UPDATE (10/23): The info I was looking at for NWS snow totals omitted this statement, which, as it turned out, was the only one with over an inch reported. Here are the top 5:
KILLINGTON, VT: 7.0"
ESTCOURT, ME 6.0"
FREEDOM ACRES, ME: 6.0"
FORT KENT, ME: 4.0"
SAINT FRANCIS, ME: 4.0"
SAINT AGATHA, ME: 3.5"
UPDATE (10/23): No snow amounts over 1 inch were reported to the NWS, SkiReport.com, or the SnowMatrix. Mount Washington reported 3 inches. That doesn't mean that other high peaks didn't get 2-4 inches, just that there's no one there to report it. The NOHRSC map shows less than an inch in this coverage area:
Snow is falling over parts of the Northeast this morning, and up to 4 inches could fall at the highest elevations.
Here's a look at the 9:30 AM radar from AccuWeather.com Premium:
I couldn't find many webcams showing the snow on the ground (because of the high elevation) except for (of course) Mount Washington, which has a permanent space to the right of this blog entry. Their "deck cam" showed snow on the ground (and on the cam!) this morning:
There was a little snow on the Whiteface cams and you could see snow falling on the Houlton, Maine webcam. Looking at the actual observations earlier this morning, snow was reported as far south as Clearfield, PA (and was also reported at Johnstown PA last night).
It's been an interesting weather day here at the beach in Oak Island, N.C.
By the looks of these two maps, it's about time for my annual beach vacation week at Oak Island, N.C.
Multiple waterspouts were reported this morning on the Chesapeake Bay this morning, while a landspout prompted a Tornado Warning yesterday in Iowa.
In 1997, I blogged about Hurricane Linda, a powerful hurricane moving over Socorro Island. Last night, something very similar happened.

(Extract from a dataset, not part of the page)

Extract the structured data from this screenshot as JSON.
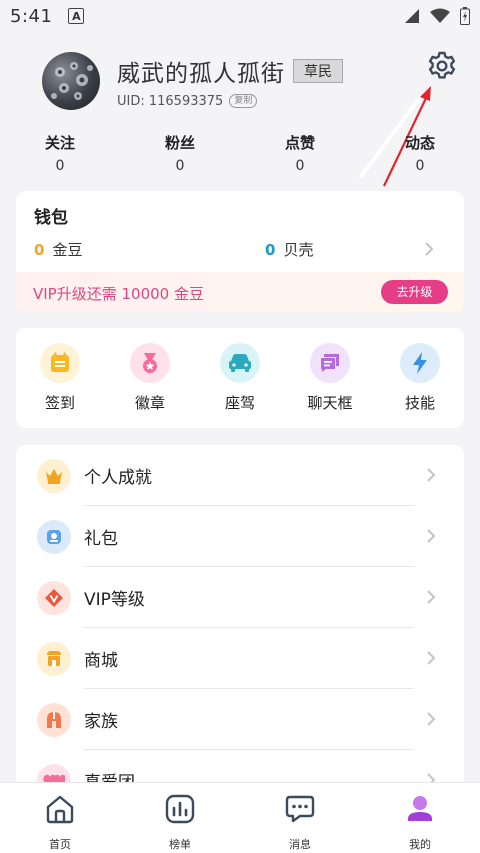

The NWS has confirmed three tornadoes in Pennsylvania on Wednesday.
This will be one of the most severe days of 2015 in Pennsylvania; the public needs to take this one seriously.